In the tidal wave of emotion that has swept the world since David Bowie’s death was announced, I have found my myself in a curious position: saluting a great artist who I never really got know, or cared enough about. Certainly I knew of his music and songs in the Seventies when many of my young druggie friends would turn up at my place and play them, but they were a good five to... > Read more

GUEST WRITER MADELINE BOCARO hears classic Bowie celebrated just days before his death

Madeline Bocaro  |  15 Jan 2016  |  4 min read

In a recent interview, Tony Visconti told of David Bowie’s Spiders from Mars drummer Woody Woodmansey's relentless enthusiasm and desire to bring Bowie’s The Man Who Sold the World album (1970) to a live audience. It would be difficult, especially for Bowie producer/bassist Visconti. He had to rehearse countless hours and get his fingers in shape to perform the... > Read more


Jonathan Ganley  |  5 Dec 2015  |  2 min read

On January 17 1989, Sonic Youth played their first show in the southern hemisphere at the Powerstation in Auckland. I went along hoping to hear at least some songs from their earlier records, Sister and EVOL, both of which were favourites on Campus Radio BFM. But there were no old songs on the setlist. The band had moved on and they had a new record completed, but unreleased:... > Read more

Germs Burn

GUEST WRITER ANDREW DAWSON reports from the city in the headlines

Andrew Dawson  |  15 Nov 2015  |  1 min read

Yesterday began as a beautiful sunny day, with a cool and refreshing breeze. I caught up with friends back home in NZ, and in Denmark, and then headed off to lunch with my friend Sunila at Saravana Bhavan. (Yes, two Tamilians in Paris... where else would we go?) After lunch, we travelled to the centre of town and visited the Shakespeare Bookstore where I bought a novel by... > Read more

GUEST WRITER MADELINE BOCARO sees Patti Smith in NYC acknowledging her classic album Horses 40 years on

Madeline Bocaro  |  12 Nov 2015  |  5 min read

Jeez . . . "Do you know how to pony?"    We are here at the famous Beacon Theater in New York City, Patti Smith's adopted homeplace to find out. And the ghosts are all here too . . .  "White shining silver studs with their nose in flames . . . horses horses horses horses . . ." We knew this was greatness, before it could even be defined.... > Read more

GUEST WRITER MURRAY VAILE catches up with expat singer-songwriter Bannerman in Berlin

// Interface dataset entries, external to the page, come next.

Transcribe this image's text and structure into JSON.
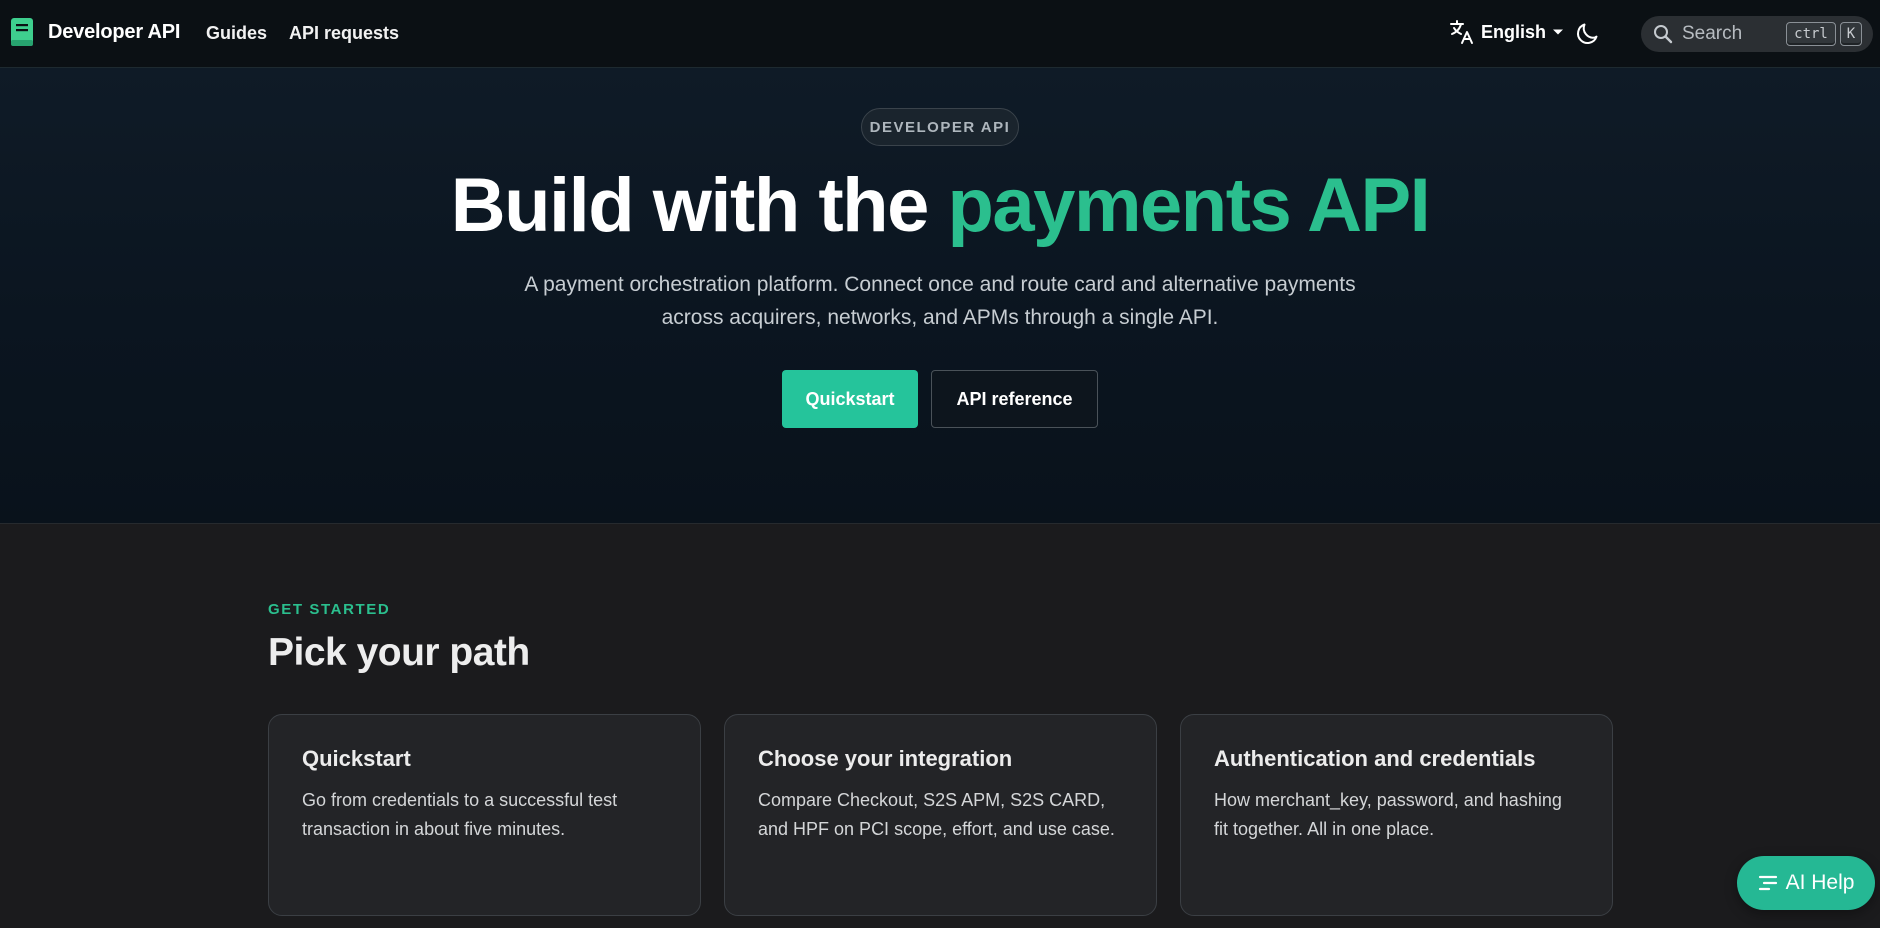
{
  "navbar": {
    "brand_title": "Developer API",
    "links": [
      "Guides",
      "API requests"
    ],
    "language": "English",
    "search": {
      "label": "Search",
      "shortcut_keys": [
        "ctrl",
        "K"
      ]
    },
    "icons": [
      "book-logo-icon",
      "translate-icon",
      "chevron-down-icon",
      "moon-icon",
      "search-icon"
    ]
  },
  "hero": {
    "badge": "DEVELOPER API",
    "title_plain": "Build with the ",
    "title_accent": "payments API",
    "subtitle": "A payment orchestration platform. Connect once and route card and alternative payments across acquirers, networks, and APMs through a single API.",
    "primary_button": "Quickstart",
    "secondary_button": "API reference"
  },
  "get_started": {
    "eyebrow": "GET STARTED",
    "title": "Pick your path",
    "cards": [
      {
        "title": "Quickstart",
        "description": "Go from credentials to a successful test transaction in about five minutes."
      },
      {
        "title": "Choose your integration",
        "description": "Compare Checkout, S2S APM, S2S CARD, and HPF on PCI scope, effort, and use case."
      },
      {
        "title": "Authentication and credentials",
        "description": "How merchant_key, password, and hashing fit together. All in one place."
      }
    ]
  },
  "ai_help": {
    "label": "AI Help",
    "icon": "list-icon"
  },
  "colors": {
    "accent": "#2bbf8e",
    "primary_button": "#25c49b",
    "navbar_bg": "#0b1014",
    "hero_bg": "#0f1b27",
    "page_bg": "#1b1b1d"
  }
}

Murray Vaile  |  2 Nov 2015  |  4 min read

Last year I was fortunate to catch Bannerman playing in support of Tiny Ruins and doubly fortunate to catch them again in Berlin this year, headlining their own show. I thought they offered a very impressive set that included some new songs, as well as old favourites which they dedicated to regular fans of the band. Of course, it is some time since Bannerman (aka Richard Setford)... > Read more

Hills and Valleys

GUEST WRITER KATHYRN VAN BEEK pays tribute to Auckland's shady lady

Kathryn Van Beek  |  19 Oct 2015  |  6 min read

‘K’Road’s colour under threat of whitewash,’ said the headline -- but the red lights are already turning off. The Pink Pussy Cat is now an immigration consultancy, the Pleasure Chest signs have been sold on trademe, and the bare-chested nymphette on the Vegas Girl building, who’s presided over the street since the Seventies is being retired. Saint... > Read more